So I’ve been thinking some more about the Worms-like game contest for gamedev next time. I’ve got a damn sweet model for deformable terrain up my sleve, which I think could make a very strategic ballistics game. Not to mention, it’s deformable terrain, which is cool in its own right.
There are two problems I’m facing at the moment. The first is that the deformable terrain model is a very stiff differential system, making for computationally intense integration. As an example, do a simple Euler integration on x’ = -Kx, with K = 10,000 and x0 = 1. You’ll note that if you use a step-size any greater than 10-4, things start looking very different from the correct e-Kx.
Another is collision detection, as usual. The Game Language I spoke of earlier is going to need a solid generic collision detection algorithm built-in (and it needs to be overridable), so it’s time I gave this some thought. I was thinking of using the OpenGL stencil buffer in combination with selection to do the detection for me, but it has a couple serious problems, the main one being that it only works for objects that are on-screen. So that basically rules that one out.
So I might fall back on a quad-tree implementation, using the embedded list pattern (I’ll post on that in a minute), so I don’t have to allocate any memory in the process. Doing lines is a bit of a challenge in the tree environment, but I might be able to come up with an efficient and elegant recursive algorithm.

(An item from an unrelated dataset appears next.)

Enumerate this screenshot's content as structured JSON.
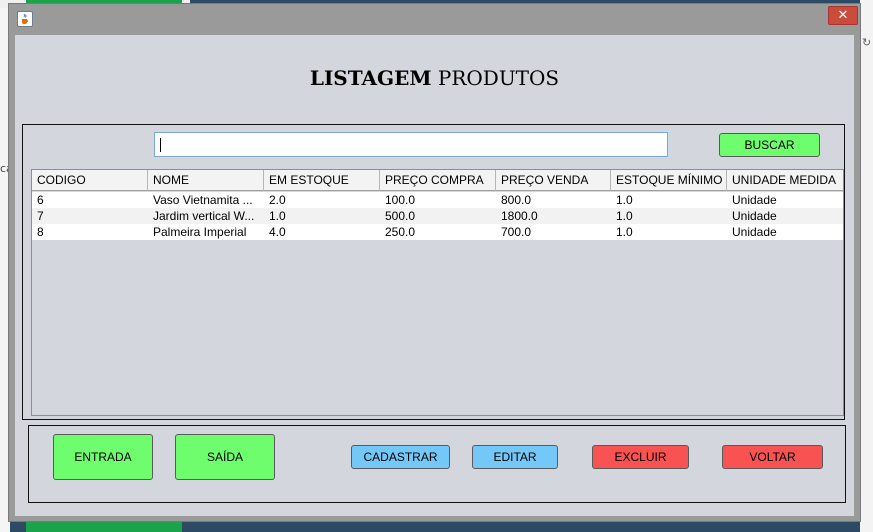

Actually, I can think of it right now. Cool. I think I’ll do another demo and see how it measures up in terms of speed.